Go to content
UR Home

Department of Neurology / Molecular Cell Biology

Prof. Dr. Eugen Kerkhoff
Hompage Summary Picture
Research focus:
Actin/myosin functions in exocytic vesicle transport processes

Animals have separated the essential demands of biological life into specialized regimes including food recognition, ingestion and digestion, sexual reproduction and enemy defence. Networks of communicating cells act as steering devices to coordinate the concerted actions of the animal organs.
Cell communication is mediated by secretion of signalling molecules, which interact with receptors on recipient cells. Intracellular transport processes facilitate the release of the signalling factors and the membrane integration of receptors. The signalling factors and the receptors travel on routes of the exocytic pathway. They are transported by motor proteins along microtubule and actin filament tracks to the cell periphery, where the vesicle fuse with the plasma membrane.
We have discovered a coodinated generation of actin filaments and myosin motor protein activation on exocytic/secretory vesicles and are experimentally addressing the evolution and function of actin force generation in secretory vesicle transport. Of special interest are neurosecretory processes and how they influence learning, memory and behaviour. We employ a variety of modern molecular cell biology methods including mouse genetics, fluorescence microscopy, protein interaction studies, structural biology and in vitro reconstitution.


Selected publications

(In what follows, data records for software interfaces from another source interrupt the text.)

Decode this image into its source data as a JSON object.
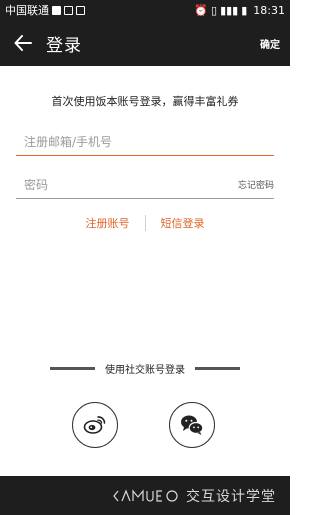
{
  "status_bar": {
    "carrier": "中国联通",
    "time": "18:31"
  },
  "app_bar": {
    "title": "登录",
    "confirm_label": "确定"
  },
  "form": {
    "promo_text": "首次使用饭本账号登录，赢得丰富礼券",
    "account_placeholder": "注册邮箱/手机号",
    "password_placeholder": "密码",
    "forgot_label": "忘记密码"
  },
  "links": {
    "register_label": "注册账号",
    "sms_login_label": "短信登录"
  },
  "social": {
    "heading": "使用社交账号登录",
    "buttons": [
      {
        "icon": "weibo-icon"
      },
      {
        "icon": "wechat-icon"
      }
    ]
  },
  "watermark": {
    "text": "交互设计学堂"
  },
  "colors": {
    "accent": "#e0652a",
    "bar_bg": "#1e1e1e"
  }
}
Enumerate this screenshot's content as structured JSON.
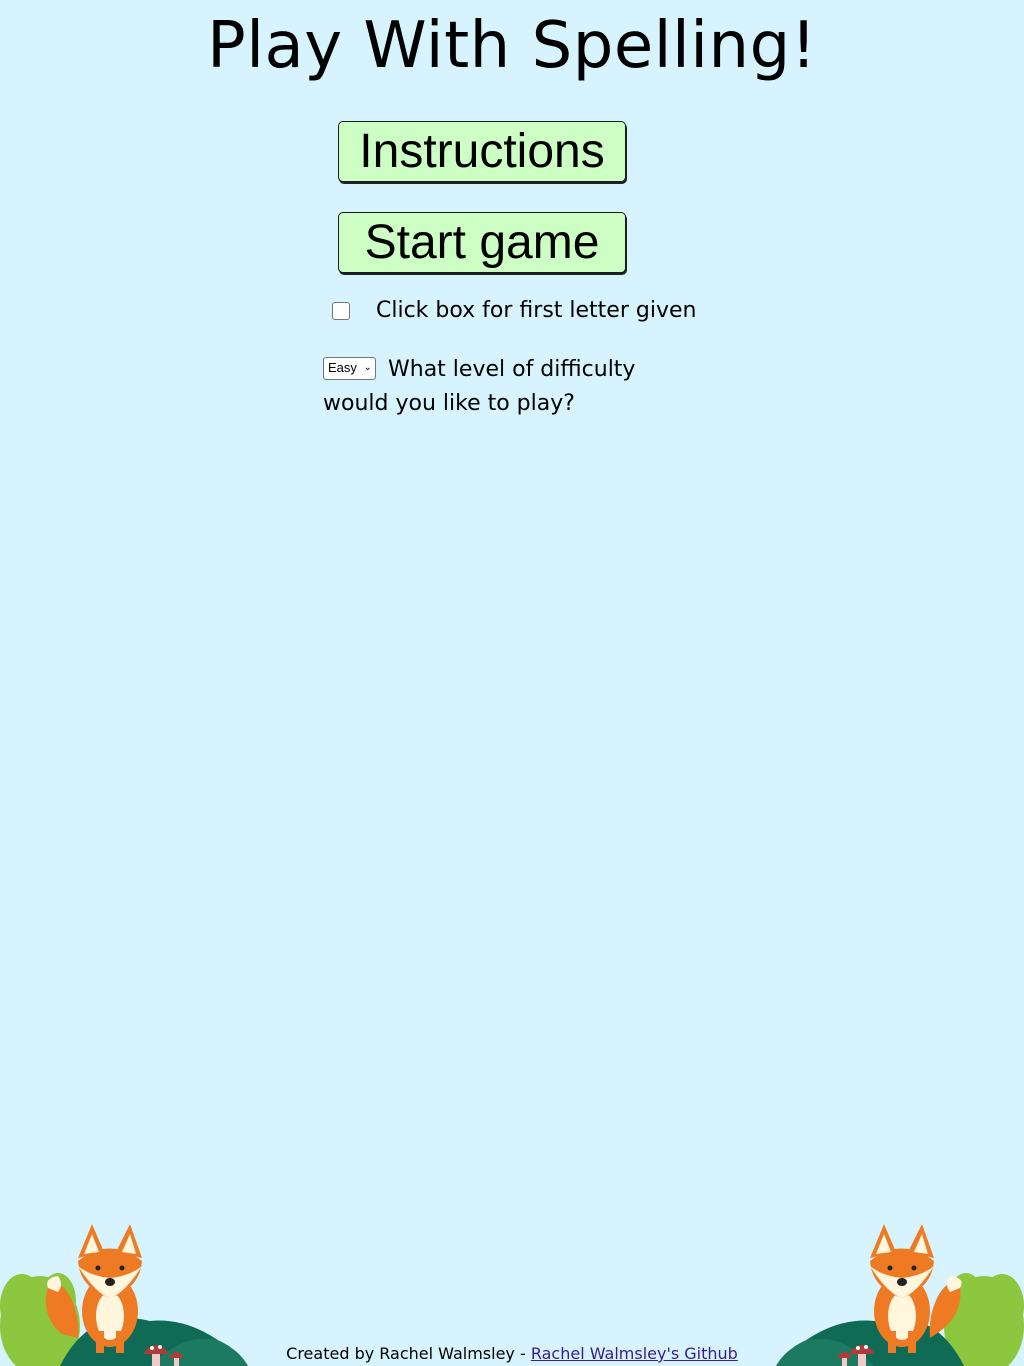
{
  "title": "Play With Spelling!",
  "buttons": {
    "instructions": "Instructions",
    "start_game": "Start game"
  },
  "first_letter": {
    "checked": false,
    "label": "Click box for first letter given"
  },
  "difficulty": {
    "selected": "Easy",
    "label": "What level of difficulty would you like to play?"
  },
  "footer": {
    "created_by": "Created by Rachel Walmsley -",
    "link_text": "Rachel Walmsley's Github"
  },
  "colors": {
    "background": "#d7f4fe",
    "button": "#cdffc5",
    "fox": "#ee7a23",
    "bush_light": "#8dc63f",
    "bush_dark": "#0f6b55",
    "link": "#3a1b8f"
  },
  "decor": {
    "left_scene": "fox-icon",
    "right_scene": "fox-icon"
  }
}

  • Pylypenko O., Welz T., Tittel J., Kollmar M., Chardon F., Malherbe G., Weiss S., Michel C.I.L., Samol-Wolf A., Grasskamp A.T., Hume A., Goud B., Baron B., England P., Titus M.A., Schwille P., Weidemann T., Houdusse A., Kerkhoff E. (2016) Coordinated recruitment of Spir actin nucleators and myosin V motors to Rab11 vesicle membranes. eLife 5:e17523.
  • Welz T, Welbourne-Wood J, Kerkhoff E (2014) Orchestration of cell surface proteins by Rab11. Trends Cell Biol 24: 407-415.
  • Pfender S, Kuznetsov V, Pleiser S, Kerkhoff E, Schuh M (2011) Spire-type actin nucleators cooperate with Formin-2 to drive asymmetric oocyte divisions. Curr Biol 21: 955-60.
  • Pechlivanis M, Samol A, Kerkhoff E (2009) Identification of a short Spir interaction sequence at the C-terminal end of formin-subgroup proteins. Journal Biol Chem 284: 25324-25333.
  • Quinlan ME, Hilgert S, Mees A, Mullins RD, Kerkhoff E (2007) Regulatory interactions between two actin nucleators, Spire and Cappuccino. Journal Cell Biol 179: 117-128.
  • Quinlan ME, Heuser J, Kerkhoff E, Mullins RD (2005) Drosophila Spir is an actin nucleation factor. Nature 433: 382-388.
  • Ciccarelli FD, Bork P, Kerkhoff E (2003) The KIND module: a putative signalling domain evolved from the C lobe of the protein kinase fold. Trends Biochem Sci. 2003 28: 349-52.
  • Kerkhoff E, Simpson JC, Leberfinger CB, Otto IM, Doerks T, Bork P, Rapp UR, Raabe T, Pepperkok R (2001) The Spir actin organizers are involved in vesicle transport processes. Curr Biol 11: 1963-1968.
  • Otto IM, Raabe T, Rennefahrt UEE, Bork P, Rapp UR, Kerkhoff E (2000) The p150-Spir protein provides a linkbetween JNK function and actin reorganisation. Curr Biol 10: 345-348.
  1. HOMEPAGE UR

Molecular Cell Biology

Prof. Dr. Eugen Kerkhoff

 

Eugen
University Hospital Regensburg
Dept. of Neurology
Franz-Josef-Strauß-Allee 11
93053 Regensburg
eugen.kerkhoff@ukr.de
Phone: +49 941 944 8924